A ladylike hamburger skirt suit? A hotdog dress with a boule cape for bread? A chocolate sundae bustier with a fishtail skirt and a cherry hat on top? For pre? “Sometimes I forget that maybe I might be a little twisted, because it’s all so natural,” Jeremy Scott laughed, talking about his Moschino resort and men’s collections on a video call from Los Angeles. “It’s enthusiastic, it’s genuine, it’s pure. It’s maybe a little bit naïve. It sounds stupid to say that about oneself, but if I think about it in terms of everyone else… Yeah! It’s a pre-collection and I have a motherfucking hotdog dress!”

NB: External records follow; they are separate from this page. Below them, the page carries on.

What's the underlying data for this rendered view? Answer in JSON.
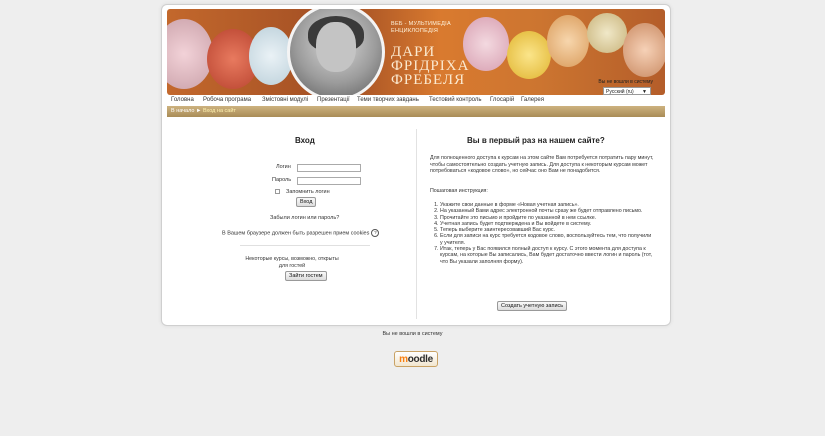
{
  "banner": {
    "subtitle_line1": "ВЕБ - МУЛЬТИМЕДІА",
    "subtitle_line2": "ЕНЦИКЛОПЕДІЯ",
    "title_line1": "ДАРИ",
    "title_line2": "ФРІДРІХА",
    "title_line3": "ФРЕБЕЛЯ",
    "login_info": "Вы не вошли в систему",
    "language": "Русский (ru)"
  },
  "nav": {
    "items": [
      "Головна",
      "Робоча програма",
      "Змістовні модулі",
      "Презентації",
      "Теми творчих завдань",
      "Тестовий контроль",
      "Глосарій",
      "Галерея"
    ]
  },
  "breadcrumb": {
    "home": "В начало",
    "separator": "►",
    "current": "Вход на сайт"
  },
  "login": {
    "title": "Вход",
    "username_label": "Логин",
    "password_label": "Пароль",
    "remember_label": "Запомнить логин",
    "submit_label": "Вход",
    "forgot_link": "Забыли логин или пароль?",
    "cookies_note": "В Вашем браузере должен быть разрешен прием cookies",
    "help_icon": "?",
    "guest_note": "Некоторые курсы, возможно, открыты для гостей",
    "guest_button": "Зайти гостем"
  },
  "signup": {
    "title": "Вы в первый раз на нашем сайте?",
    "intro": "Для полноценного доступа к курсам на этом сайте Вам потребуется потратить пару минут, чтобы самостоятельно создать учетную запись. Для доступа к некоторым курсам может потребоваться «кодовое слово», но сейчас оно Вам не понадобится.",
    "steps_title": "Пошаговая инструкция:",
    "steps": [
      "Укажите свои данные в форме «Новая учетная запись».",
      "На указанный Вами адрес электронной почты сразу же будет отправлено письмо.",
      "Прочитайте это письмо и пройдите по указанной в нем ссылке.",
      "Учетная запись будет подтверждена и Вы войдете в систему.",
      "Теперь выберите заинтересовавший Вас курс.",
      "Если для записи на курс требуется кодовое слово, воспользуйтесь тем, что получили у учителя.",
      "Итак, теперь у Вас появился полный доступ к курсу. С этого момента для доступа к курсам, на которые Вы записались, Вам будет достаточно ввести логин и пароль (тот, что Вы указали заполняя форму)."
    ],
    "create_button": "Создать учетную запись"
  },
  "footer": {
    "login_info": "Вы не вошли в систему",
    "logo_text_m": "m",
    "logo_text_rest": "oodle"
  },
  "colors": {
    "banner_orange": "#c3682c",
    "breadcrumb_tan": "#a98c57",
    "moodle_orange": "#f98012"
  }
}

The inspired films that Scott has created for Moschino during the lockdown period may have been escapist, but that sensibility has always underpinned his work. Through the crisis, Scott evaded direct references to mid- and post-pandemic dressing, drawing instead on the power of optimism to see him—and us—through. There was, however, an irony to the way he elevated symbols of mundanity in this collection, which felt so symptomatic of our moment in time, when the idea of dropping into a diner or going out for a hotdog—those mid-century postcards of American lifestyle—seemed positively exotic.
When Moschino returns to the runway this September in New York, the designer said, “it doesn’t mean I’ll leave directing behind. I’ll just not be directing what’s known as ‘fashion shows’ anymore, but maybe directing what are actual films.” Is Scott directing a movie? “That’s as far as I’ll go right now. But, I mean, how could I not after this year of creating what I’ve created?” Will it be musical? “I mean… come on, of course! They’re infectious. They make you want to get up and dance and sing along, and that’s why it’s such a perfect vehicle for me to show my resort collection. That’s the spirit I always want for people: to lose their inhibitions, kick up their heels, and have fun.”
This article was written by Alexandru Trestianu, the Managing Editor here at The A-Z Bible.